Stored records

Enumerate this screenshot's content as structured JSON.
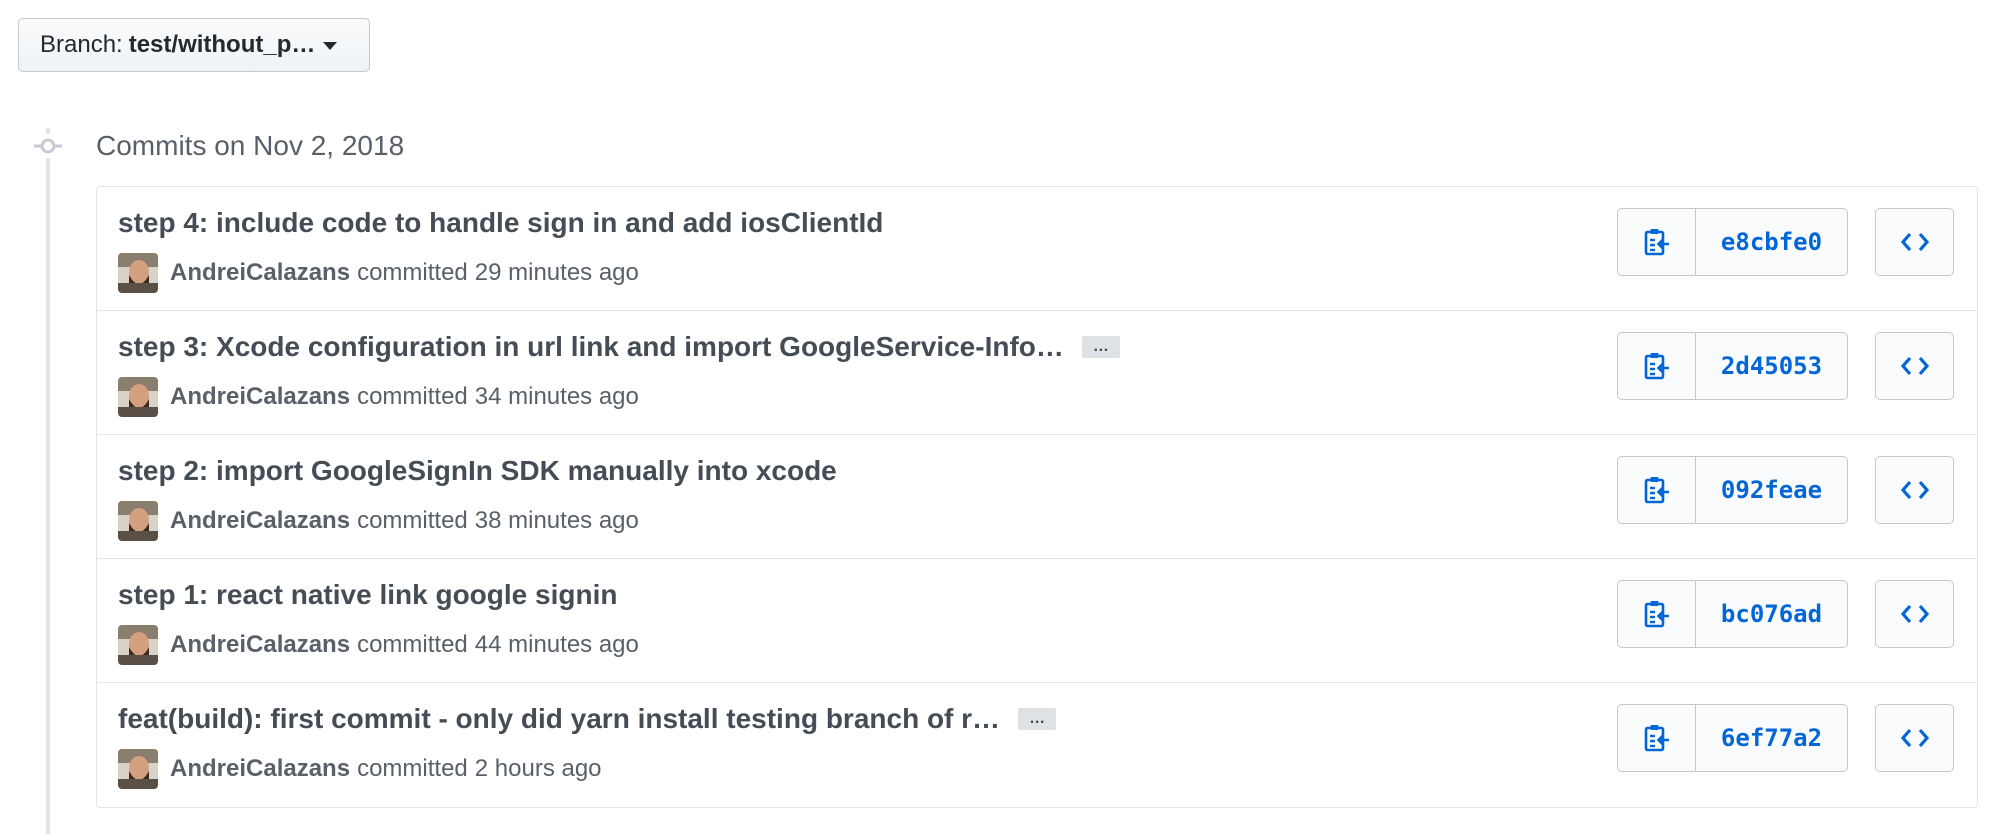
{
  "branch": {
    "prefix": "Branch:",
    "name": "test/without_p…"
  },
  "commits_heading": "Commits on Nov 2, 2018",
  "icons": {
    "timeline": "git-commit-icon",
    "copy": "clippy-icon",
    "browse": "code-icon",
    "more": "ellipsis-icon",
    "branch_caret": "caret-down-icon"
  },
  "colors": {
    "link": "#0366d6",
    "title": "#444d56",
    "meta": "#586069",
    "border": "#e1e4e8"
  },
  "commits": [
    {
      "title": "step 4: include code to handle sign in and add iosClientId",
      "has_more": false,
      "author": "AndreiCalazans",
      "action": "committed",
      "time": "29 minutes ago",
      "sha": "e8cbfe0"
    },
    {
      "title": "step 3: Xcode configuration in url link and import GoogleService-Info…",
      "has_more": true,
      "more_label": "…",
      "author": "AndreiCalazans",
      "action": "committed",
      "time": "34 minutes ago",
      "sha": "2d45053"
    },
    {
      "title": "step 2: import GoogleSignIn SDK manually into xcode",
      "has_more": false,
      "author": "AndreiCalazans",
      "action": "committed",
      "time": "38 minutes ago",
      "sha": "092feae"
    },
    {
      "title": "step 1: react native link google signin",
      "has_more": false,
      "author": "AndreiCalazans",
      "action": "committed",
      "time": "44 minutes ago",
      "sha": "bc076ad"
    },
    {
      "title": "feat(build): first commit - only did yarn install testing branch of r…",
      "has_more": true,
      "more_label": "…",
      "author": "AndreiCalazans",
      "action": "committed",
      "time": "2 hours ago",
      "sha": "6ef77a2"
    }
  ]
}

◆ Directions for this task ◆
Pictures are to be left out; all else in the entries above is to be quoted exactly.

◆ Response area ◆
Enumerate this screenshot's content as structured JSON.
{
  "branch": {
    "prefix": "Branch:",
    "name": "test/without_p…"
  },
  "commits_heading": "Commits on Nov 2, 2018",
  "icons": {
    "timeline": "git-commit-icon",
    "copy": "clippy-icon",
    "browse": "code-icon",
    "more": "ellipsis-icon",
    "branch_caret": "caret-down-icon"
  },
  "colors": {
    "link": "#0366d6",
    "title": "#444d56",
    "meta": "#586069",
    "border": "#e1e4e8"
  },
  "commits": [
    {
      "title": "step 4: include code to handle sign in and add iosClientId",
      "has_more": false,
      "author": "AndreiCalazans",
      "action": "committed",
      "time": "29 minutes ago",
      "sha": "e8cbfe0"
    },
    {
      "title": "step 3: Xcode configuration in url link and import GoogleService-Info…",
      "has_more": true,
      "more_label": "…",
      "author": "AndreiCalazans",
      "action": "committed",
      "time": "34 minutes ago",
      "sha": "2d45053"
    },
    {
      "title": "step 2: import GoogleSignIn SDK manually into xcode",
      "has_more": false,
      "author": "AndreiCalazans",
      "action": "committed",
      "time": "38 minutes ago",
      "sha": "092feae"
    },
    {
      "title": "step 1: react native link google signin",
      "has_more": false,
      "author": "AndreiCalazans",
      "action": "committed",
      "time": "44 minutes ago",
      "sha": "bc076ad"
    },
    {
      "title": "feat(build): first commit - only did yarn install testing branch of r…",
      "has_more": true,
      "more_label": "…",
      "author": "AndreiCalazans",
      "action": "committed",
      "time": "2 hours ago",
      "sha": "6ef77a2"
    }
  ]
}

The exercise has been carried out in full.